Carl Heinrich Graun was court composer to Frederick the Great of Prussia, and this opera was chosen to open the new opera house in Berlin in 1742. It was a great success, but Handel's opera on the same subject had appeared less than two decades before, and had anyone been familiar with that one, Graun's might have come as a disappointment. Handel gets under his characters' skins--Cleopatra's eight arias tell us everything we have to know about her, for instance--while Graun (merely) offers some beautiful, well-orchestrated, at-times exciting music. Any composer would have been proud to compose Cesare's heart-stoppingly vengeful last-act aria "Voglio strage", and any mezzo (or castrato or countertenor) would be happy to sing it. Here, Iris Vermillion is spectacular, and elsewhere in the opera she's as heroic, romantic, and colorful as our hero ought to be.

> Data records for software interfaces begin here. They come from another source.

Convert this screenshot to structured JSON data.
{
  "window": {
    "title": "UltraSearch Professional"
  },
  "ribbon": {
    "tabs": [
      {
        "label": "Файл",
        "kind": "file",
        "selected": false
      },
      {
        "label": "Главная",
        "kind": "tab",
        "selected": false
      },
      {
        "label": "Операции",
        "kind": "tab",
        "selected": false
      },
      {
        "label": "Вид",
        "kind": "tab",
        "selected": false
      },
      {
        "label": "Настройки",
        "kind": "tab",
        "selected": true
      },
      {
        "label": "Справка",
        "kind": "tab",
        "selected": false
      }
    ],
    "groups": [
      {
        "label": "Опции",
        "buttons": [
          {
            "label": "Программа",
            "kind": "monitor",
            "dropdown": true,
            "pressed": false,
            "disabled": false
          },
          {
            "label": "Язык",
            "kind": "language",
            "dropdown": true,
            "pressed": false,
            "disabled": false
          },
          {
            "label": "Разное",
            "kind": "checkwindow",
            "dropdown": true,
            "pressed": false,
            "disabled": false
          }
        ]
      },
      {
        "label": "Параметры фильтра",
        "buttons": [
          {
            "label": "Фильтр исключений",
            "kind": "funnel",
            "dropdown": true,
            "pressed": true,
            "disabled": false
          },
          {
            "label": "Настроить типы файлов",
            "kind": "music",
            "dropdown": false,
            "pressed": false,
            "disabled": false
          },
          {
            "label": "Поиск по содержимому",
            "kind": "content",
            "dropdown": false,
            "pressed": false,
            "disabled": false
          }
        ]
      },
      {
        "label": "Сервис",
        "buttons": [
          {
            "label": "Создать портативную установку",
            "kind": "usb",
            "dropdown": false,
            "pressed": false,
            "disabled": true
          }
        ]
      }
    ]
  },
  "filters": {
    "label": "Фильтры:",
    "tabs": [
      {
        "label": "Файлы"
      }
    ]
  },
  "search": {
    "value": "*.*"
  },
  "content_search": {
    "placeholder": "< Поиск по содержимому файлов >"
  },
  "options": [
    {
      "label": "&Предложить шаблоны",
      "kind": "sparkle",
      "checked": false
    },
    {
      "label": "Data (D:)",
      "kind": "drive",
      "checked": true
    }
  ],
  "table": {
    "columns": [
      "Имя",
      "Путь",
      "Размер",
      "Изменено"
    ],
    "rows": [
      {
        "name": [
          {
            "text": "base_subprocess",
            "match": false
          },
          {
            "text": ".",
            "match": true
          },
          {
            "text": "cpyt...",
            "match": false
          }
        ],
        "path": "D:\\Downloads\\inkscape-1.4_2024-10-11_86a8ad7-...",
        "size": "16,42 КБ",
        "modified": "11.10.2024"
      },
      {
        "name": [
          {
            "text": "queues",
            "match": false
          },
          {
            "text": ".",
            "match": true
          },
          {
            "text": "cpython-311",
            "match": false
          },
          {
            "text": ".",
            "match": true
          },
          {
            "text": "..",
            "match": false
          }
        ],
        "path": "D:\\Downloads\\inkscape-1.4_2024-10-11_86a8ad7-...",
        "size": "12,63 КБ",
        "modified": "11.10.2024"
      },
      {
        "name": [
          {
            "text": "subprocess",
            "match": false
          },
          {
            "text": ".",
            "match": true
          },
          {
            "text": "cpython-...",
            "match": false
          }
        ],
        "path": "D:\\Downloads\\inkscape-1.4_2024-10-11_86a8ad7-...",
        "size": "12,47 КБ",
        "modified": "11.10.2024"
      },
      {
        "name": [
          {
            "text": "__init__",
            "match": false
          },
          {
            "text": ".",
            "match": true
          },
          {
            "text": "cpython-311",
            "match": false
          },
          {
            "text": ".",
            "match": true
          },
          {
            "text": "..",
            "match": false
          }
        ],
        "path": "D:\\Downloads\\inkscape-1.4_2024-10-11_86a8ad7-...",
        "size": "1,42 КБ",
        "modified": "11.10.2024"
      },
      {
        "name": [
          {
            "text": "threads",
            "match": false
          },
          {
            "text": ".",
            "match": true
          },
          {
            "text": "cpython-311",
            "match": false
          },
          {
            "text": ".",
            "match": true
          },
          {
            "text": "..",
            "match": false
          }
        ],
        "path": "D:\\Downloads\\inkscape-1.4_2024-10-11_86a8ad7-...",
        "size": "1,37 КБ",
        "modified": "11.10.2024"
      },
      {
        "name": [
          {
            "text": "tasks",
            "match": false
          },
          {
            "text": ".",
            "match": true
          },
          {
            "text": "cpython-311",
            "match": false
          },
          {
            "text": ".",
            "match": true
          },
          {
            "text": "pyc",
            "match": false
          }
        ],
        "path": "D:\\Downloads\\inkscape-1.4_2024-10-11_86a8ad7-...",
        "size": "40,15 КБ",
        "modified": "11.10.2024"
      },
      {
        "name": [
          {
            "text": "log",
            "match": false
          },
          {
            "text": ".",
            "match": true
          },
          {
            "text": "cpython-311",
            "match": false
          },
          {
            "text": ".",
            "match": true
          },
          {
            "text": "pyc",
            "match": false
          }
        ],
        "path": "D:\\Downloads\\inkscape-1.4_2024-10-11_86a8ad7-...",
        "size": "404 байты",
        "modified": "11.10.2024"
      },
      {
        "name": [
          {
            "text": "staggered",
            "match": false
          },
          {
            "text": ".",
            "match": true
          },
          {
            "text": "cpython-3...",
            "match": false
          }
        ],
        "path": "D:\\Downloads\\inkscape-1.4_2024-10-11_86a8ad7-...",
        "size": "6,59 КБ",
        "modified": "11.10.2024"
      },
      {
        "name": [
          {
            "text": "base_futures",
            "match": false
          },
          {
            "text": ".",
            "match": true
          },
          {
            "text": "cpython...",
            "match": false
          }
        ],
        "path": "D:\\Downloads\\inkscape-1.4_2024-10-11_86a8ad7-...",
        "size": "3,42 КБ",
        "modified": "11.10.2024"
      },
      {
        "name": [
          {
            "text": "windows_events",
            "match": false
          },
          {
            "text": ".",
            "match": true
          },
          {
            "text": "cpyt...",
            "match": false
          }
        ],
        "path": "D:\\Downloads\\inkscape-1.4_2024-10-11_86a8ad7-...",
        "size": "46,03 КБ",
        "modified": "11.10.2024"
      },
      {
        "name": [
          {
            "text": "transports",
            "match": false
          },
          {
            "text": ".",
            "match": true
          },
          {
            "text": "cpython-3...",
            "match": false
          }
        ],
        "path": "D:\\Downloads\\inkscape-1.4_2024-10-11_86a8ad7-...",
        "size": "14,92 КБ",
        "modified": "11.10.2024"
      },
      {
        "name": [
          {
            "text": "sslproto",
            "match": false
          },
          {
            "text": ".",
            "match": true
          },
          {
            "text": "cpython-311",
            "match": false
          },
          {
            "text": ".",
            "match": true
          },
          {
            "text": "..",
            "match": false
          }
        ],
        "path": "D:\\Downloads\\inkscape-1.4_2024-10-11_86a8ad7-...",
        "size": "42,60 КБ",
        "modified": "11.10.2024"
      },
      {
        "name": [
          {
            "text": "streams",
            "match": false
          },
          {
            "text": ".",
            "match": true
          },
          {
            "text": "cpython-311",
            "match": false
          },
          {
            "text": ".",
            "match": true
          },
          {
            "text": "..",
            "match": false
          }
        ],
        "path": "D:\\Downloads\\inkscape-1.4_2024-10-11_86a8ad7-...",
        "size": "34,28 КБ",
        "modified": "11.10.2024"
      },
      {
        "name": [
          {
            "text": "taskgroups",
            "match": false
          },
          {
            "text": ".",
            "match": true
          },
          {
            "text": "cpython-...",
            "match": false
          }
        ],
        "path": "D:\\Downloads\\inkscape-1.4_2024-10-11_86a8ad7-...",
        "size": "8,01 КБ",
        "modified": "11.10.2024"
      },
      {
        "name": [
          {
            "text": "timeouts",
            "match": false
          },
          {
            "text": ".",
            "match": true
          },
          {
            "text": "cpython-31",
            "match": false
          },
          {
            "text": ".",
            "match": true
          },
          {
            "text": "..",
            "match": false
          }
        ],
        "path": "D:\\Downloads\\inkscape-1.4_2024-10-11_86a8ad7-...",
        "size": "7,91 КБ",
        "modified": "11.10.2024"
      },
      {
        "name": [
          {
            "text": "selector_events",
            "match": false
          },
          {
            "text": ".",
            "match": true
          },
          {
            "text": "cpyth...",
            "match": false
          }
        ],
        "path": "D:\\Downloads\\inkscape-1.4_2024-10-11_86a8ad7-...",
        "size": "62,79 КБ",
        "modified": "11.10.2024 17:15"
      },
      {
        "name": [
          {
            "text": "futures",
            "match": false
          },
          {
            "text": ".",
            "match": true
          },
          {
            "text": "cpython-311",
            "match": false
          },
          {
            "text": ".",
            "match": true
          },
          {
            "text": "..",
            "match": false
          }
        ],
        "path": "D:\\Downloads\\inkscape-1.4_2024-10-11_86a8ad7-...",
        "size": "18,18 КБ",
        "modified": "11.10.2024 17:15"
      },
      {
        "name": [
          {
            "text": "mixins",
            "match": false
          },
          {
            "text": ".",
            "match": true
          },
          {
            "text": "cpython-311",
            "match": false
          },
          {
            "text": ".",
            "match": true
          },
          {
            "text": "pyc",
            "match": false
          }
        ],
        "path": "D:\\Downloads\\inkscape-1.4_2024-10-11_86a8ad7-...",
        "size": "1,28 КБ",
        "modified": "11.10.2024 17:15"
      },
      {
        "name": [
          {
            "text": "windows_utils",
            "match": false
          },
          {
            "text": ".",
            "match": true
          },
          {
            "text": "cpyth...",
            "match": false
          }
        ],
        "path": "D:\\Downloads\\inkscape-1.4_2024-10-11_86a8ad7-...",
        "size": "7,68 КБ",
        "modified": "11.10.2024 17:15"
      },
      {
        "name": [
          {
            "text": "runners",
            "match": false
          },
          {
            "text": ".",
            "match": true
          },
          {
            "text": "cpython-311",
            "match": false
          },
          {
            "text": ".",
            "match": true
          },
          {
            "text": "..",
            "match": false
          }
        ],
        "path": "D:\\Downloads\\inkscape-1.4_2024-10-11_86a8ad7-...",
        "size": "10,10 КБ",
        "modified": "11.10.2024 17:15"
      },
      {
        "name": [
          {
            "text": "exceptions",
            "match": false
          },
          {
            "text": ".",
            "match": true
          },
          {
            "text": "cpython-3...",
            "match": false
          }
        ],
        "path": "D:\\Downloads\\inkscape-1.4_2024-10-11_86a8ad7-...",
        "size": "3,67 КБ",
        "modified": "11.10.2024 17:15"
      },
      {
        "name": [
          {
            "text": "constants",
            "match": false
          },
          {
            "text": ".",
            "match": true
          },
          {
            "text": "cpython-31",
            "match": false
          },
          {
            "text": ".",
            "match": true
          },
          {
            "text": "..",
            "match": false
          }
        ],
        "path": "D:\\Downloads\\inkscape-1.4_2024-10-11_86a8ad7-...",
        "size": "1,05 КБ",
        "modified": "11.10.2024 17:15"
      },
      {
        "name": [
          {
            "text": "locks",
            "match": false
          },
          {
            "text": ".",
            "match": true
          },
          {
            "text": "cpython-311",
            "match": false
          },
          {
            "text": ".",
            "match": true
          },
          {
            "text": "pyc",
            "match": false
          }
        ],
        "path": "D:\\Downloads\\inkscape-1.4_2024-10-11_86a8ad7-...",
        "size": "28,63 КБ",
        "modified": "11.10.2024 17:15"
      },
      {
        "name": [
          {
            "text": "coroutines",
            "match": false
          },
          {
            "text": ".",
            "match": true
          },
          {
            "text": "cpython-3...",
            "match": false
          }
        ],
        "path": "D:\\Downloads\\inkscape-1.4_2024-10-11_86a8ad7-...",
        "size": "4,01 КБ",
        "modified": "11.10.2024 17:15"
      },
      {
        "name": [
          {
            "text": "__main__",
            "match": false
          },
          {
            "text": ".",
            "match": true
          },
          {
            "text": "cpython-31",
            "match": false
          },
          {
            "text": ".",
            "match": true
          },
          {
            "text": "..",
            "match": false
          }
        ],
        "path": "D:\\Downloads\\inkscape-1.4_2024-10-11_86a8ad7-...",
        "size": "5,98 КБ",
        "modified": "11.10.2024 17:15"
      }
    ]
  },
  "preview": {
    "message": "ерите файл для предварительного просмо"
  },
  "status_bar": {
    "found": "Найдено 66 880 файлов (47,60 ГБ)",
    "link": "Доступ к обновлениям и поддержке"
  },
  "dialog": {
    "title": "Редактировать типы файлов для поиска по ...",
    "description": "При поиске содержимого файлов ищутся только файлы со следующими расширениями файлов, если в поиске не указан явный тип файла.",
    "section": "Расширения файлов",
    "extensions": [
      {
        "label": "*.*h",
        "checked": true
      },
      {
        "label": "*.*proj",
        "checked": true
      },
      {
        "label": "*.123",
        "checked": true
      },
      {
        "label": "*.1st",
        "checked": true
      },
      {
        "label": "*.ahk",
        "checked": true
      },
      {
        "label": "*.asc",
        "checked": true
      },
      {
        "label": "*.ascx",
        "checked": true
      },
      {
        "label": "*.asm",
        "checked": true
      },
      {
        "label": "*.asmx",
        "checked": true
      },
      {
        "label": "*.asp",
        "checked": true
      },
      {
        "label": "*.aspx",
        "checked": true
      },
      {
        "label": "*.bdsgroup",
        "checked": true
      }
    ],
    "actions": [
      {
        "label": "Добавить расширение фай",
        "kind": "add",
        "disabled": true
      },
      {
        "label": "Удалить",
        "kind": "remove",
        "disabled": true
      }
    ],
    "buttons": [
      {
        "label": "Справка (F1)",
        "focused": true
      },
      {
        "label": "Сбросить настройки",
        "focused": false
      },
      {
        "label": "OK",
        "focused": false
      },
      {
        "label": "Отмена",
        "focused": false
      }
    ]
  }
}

Her Cleopatra, Janet Williams, is a fine singer we've heard little from. On the basis of this recording her voice is handsome, stunningly flexible, and capable of fine shadings. Tenor Robert Gambill is a fierce Tolomeo, whose coloratura holds no fears for him--and the same might be said for Jeffrey Francis as Lentulo, Caesar's confidant. Lynne Dawson is touching as Cornelia and the others are good, with Ralf Popken's wacky countertenor a bit off base as the Arab prince, Arsace. The singers embellish their vocal lines in the da capo sections of their arias. René Jacobs clearly believes in this music and his Concerto Köln plays splendidly, embellishing the instrumental lines with vigor. If this opera lacks the probing of Handel's, so what? It's a joy to hear, and this performance is excellent.—Robert Levine